What to work on:
Run through the records and show each line that includes the string "another".

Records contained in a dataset
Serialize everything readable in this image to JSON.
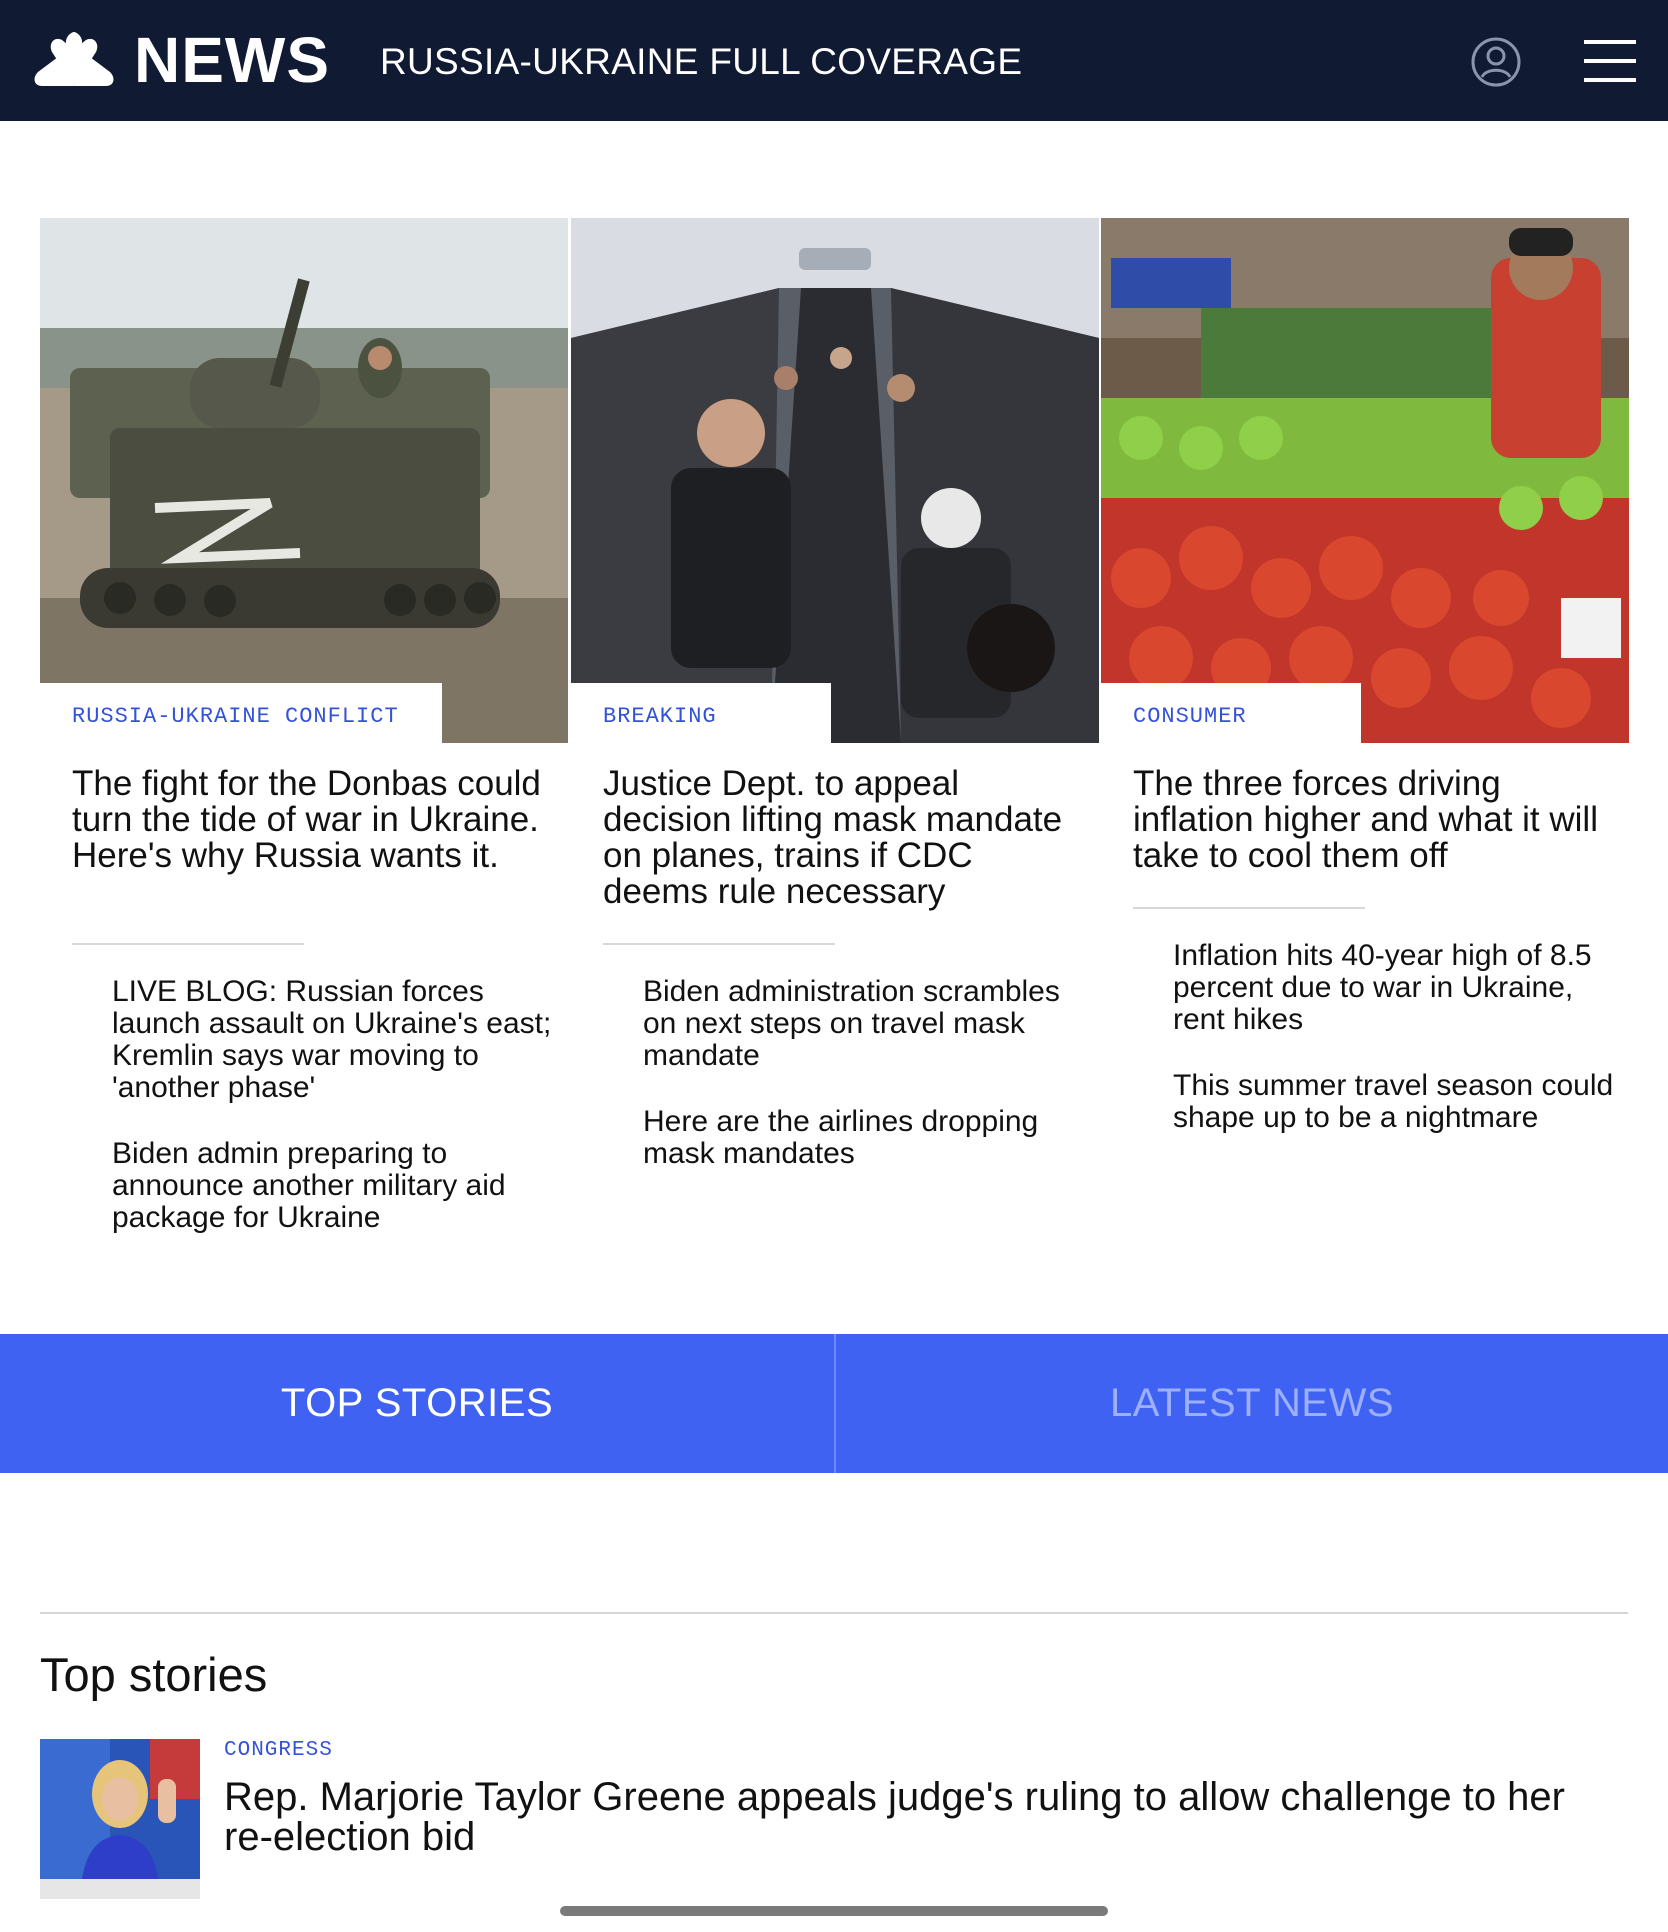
{
  "header": {
    "logo_text": "NEWS",
    "section_title": "RUSSIA-UKRAINE FULL COVERAGE",
    "account_icon": "account-circle-icon",
    "menu_icon": "hamburger-menu-icon"
  },
  "cards": [
    {
      "eyebrow": "RUSSIA-UKRAINE CONFLICT",
      "headline": "The fight for the Donbas could turn the tide of war in Ukraine. Here's why Russia wants it.",
      "related": [
        "LIVE BLOG: Russian forces launch assault on Ukraine's east; Kremlin says war moving to 'another phase'",
        "Biden admin preparing to announce another military aid package for Ukraine"
      ]
    },
    {
      "eyebrow": "BREAKING",
      "headline": "Justice Dept. to appeal decision lifting mask mandate on planes, trains if CDC deems rule necessary",
      "related": [
        "Biden administration scrambles on next steps on travel mask mandate",
        "Here are the airlines dropping mask mandates"
      ]
    },
    {
      "eyebrow": "CONSUMER",
      "headline": "The three forces driving inflation higher and what it will take to cool them off",
      "related": [
        "Inflation hits 40-year high of 8.5 percent due to war in Ukraine, rent hikes",
        "This summer travel season could shape up to be a nightmare"
      ]
    }
  ],
  "tabs": {
    "top_stories": "TOP STORIES",
    "latest_news": "LATEST NEWS",
    "active": "top_stories"
  },
  "top_stories": {
    "title": "Top stories",
    "items": [
      {
        "eyebrow": "CONGRESS",
        "headline": "Rep. Marjorie Taylor Greene appeals judge's ruling to allow challenge to her re-election bid"
      }
    ]
  },
  "colors": {
    "header_bg": "#101a33",
    "accent_blue": "#3f62f2",
    "eyebrow_blue": "#3452d9"
  }
}
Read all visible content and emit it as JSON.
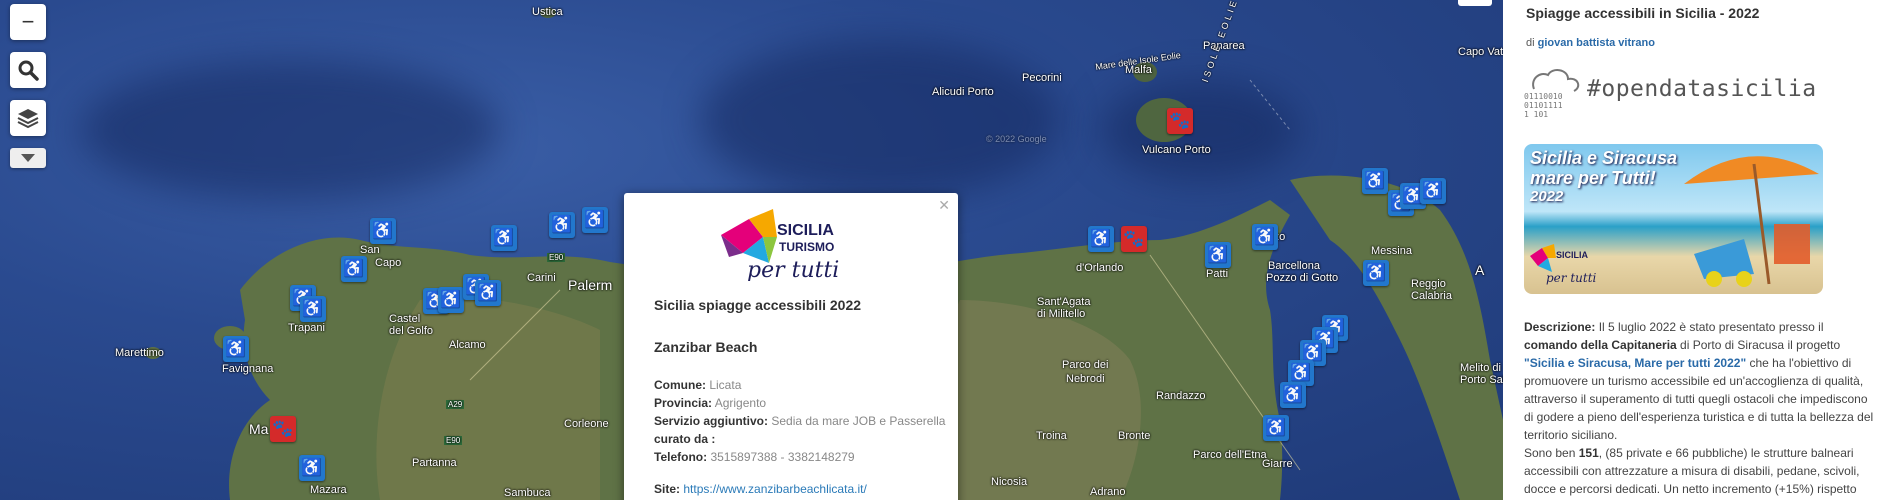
{
  "map": {
    "places": [
      {
        "name": "Ustica",
        "cls": ""
      },
      {
        "name": "Alicudi Porto",
        "cls": ""
      },
      {
        "name": "Pecorini",
        "cls": ""
      },
      {
        "name": "Malfa",
        "cls": ""
      },
      {
        "name": "Panarea",
        "cls": ""
      },
      {
        "name": "Capo Vat",
        "cls": ""
      },
      {
        "name": "Vulcano Porto",
        "cls": ""
      },
      {
        "name": "Mare delle Isole Eolie",
        "cls": ""
      },
      {
        "name": "ISOLE EOLIE",
        "cls": ""
      },
      {
        "name": "Palerm",
        "cls": "big"
      },
      {
        "name": "Carini",
        "cls": ""
      },
      {
        "name": "San",
        "cls": ""
      },
      {
        "name": "Capo",
        "cls": ""
      },
      {
        "name": "Trapani",
        "cls": ""
      },
      {
        "name": "Castel",
        "cls": ""
      },
      {
        "name": "del Golfo",
        "cls": ""
      },
      {
        "name": "Alcamo",
        "cls": ""
      },
      {
        "name": "Marettimo",
        "cls": ""
      },
      {
        "name": "Favignana",
        "cls": ""
      },
      {
        "name": "Corleone",
        "cls": ""
      },
      {
        "name": "Partanna",
        "cls": ""
      },
      {
        "name": "Sambuca",
        "cls": ""
      },
      {
        "name": "Ma",
        "cls": "big"
      },
      {
        "name": "d'Orlando",
        "cls": ""
      },
      {
        "name": "Sant'Agata",
        "cls": ""
      },
      {
        "name": "di Militello",
        "cls": ""
      },
      {
        "name": "Patti",
        "cls": ""
      },
      {
        "name": "Barcellona",
        "cls": ""
      },
      {
        "name": "Pozzo di Gotto",
        "cls": ""
      },
      {
        "name": "Messina",
        "cls": ""
      },
      {
        "name": "Reggio",
        "cls": ""
      },
      {
        "name": "Calabria",
        "cls": ""
      },
      {
        "name": "Parco dei",
        "cls": ""
      },
      {
        "name": "Nebrodi",
        "cls": ""
      },
      {
        "name": "Randazzo",
        "cls": ""
      },
      {
        "name": "Troina",
        "cls": ""
      },
      {
        "name": "Bronte",
        "cls": ""
      },
      {
        "name": "Parco dell'Etna",
        "cls": ""
      },
      {
        "name": "Nicosia",
        "cls": ""
      },
      {
        "name": "Adrano",
        "cls": ""
      },
      {
        "name": "Giarre",
        "cls": ""
      },
      {
        "name": "Melito di",
        "cls": ""
      },
      {
        "name": "Porto Sal",
        "cls": ""
      },
      {
        "name": "Mazara",
        "cls": ""
      },
      {
        "name": "azzo",
        "cls": ""
      },
      {
        "name": "A",
        "cls": "big"
      },
      {
        "name": "E90",
        "cls": ""
      },
      {
        "name": "A29",
        "cls": ""
      },
      {
        "name": "E90",
        "cls": ""
      }
    ],
    "watermark": "© 2022 Google"
  },
  "controls": {
    "zoom_out": "−"
  },
  "popup": {
    "logo": {
      "line1": "SICILIA",
      "line2": "TURISMO",
      "line3": "per tutti"
    },
    "title": "Sicilia spiagge accessibili 2022",
    "name": "Zanzibar Beach",
    "rows": [
      {
        "label": "Comune:",
        "value": "Licata"
      },
      {
        "label": "Provincia:",
        "value": "Agrigento"
      },
      {
        "label": "Servizio aggiuntivo:",
        "value": "Sedia da mare JOB e Passerella"
      },
      {
        "label": "curato da :",
        "value": ""
      },
      {
        "label": "Telefono:",
        "value": "3515897388 - 3382148279"
      }
    ],
    "site_label": "Site:",
    "site_url": "https://www.zanzibarbeachlicata.it/"
  },
  "sidebar": {
    "title": "Spiagge accessibili in Sicilia - 2022",
    "author_prefix": "di",
    "author": "giovan battista vitrano",
    "binary": [
      "01110010",
      "01101111",
      "1  101"
    ],
    "hashtag": "#opendatasicilia",
    "banner": {
      "line1": "Sicilia e Siracusa",
      "line2": "mare per Tutti!",
      "year": "2022",
      "logo1": "SICILIA",
      "logo2": "per tutti"
    },
    "desc": {
      "label": "Descrizione:",
      "t1": " Il 5 luglio 2022 è stato presentato presso il ",
      "b1": "comando della Capitaneria",
      "t2": " di Porto di Siracusa il progetto ",
      "link": "\"Sicilia e Siracusa, Mare per tutti 2022\"",
      "t3": " che ha l'obiettivo di promuovere un turismo accessibile ed un'accoglienza di qualità, attraverso il superamento di tutti quegli ostacoli che impediscono di godere a pieno dell'esperienza turistica e di tutta la bellezza del territorio siciliano.",
      "t4": "Sono ben ",
      "b2": "151",
      "t5": ", (85 private e 66 pubbliche) le strutture balneari accessibili con attrezzature a misura di disabili, pedane, scivoli, docce e percorsi dedicati. Un netto incremento (+15%) rispetto"
    }
  }
}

Written response:
        "LIVE BLOG: Russian forces launch assault on Ukraine's east; Kremlin says war moving to 'another phase'",
        "Biden admin preparing to announce another military aid package for Ukraine"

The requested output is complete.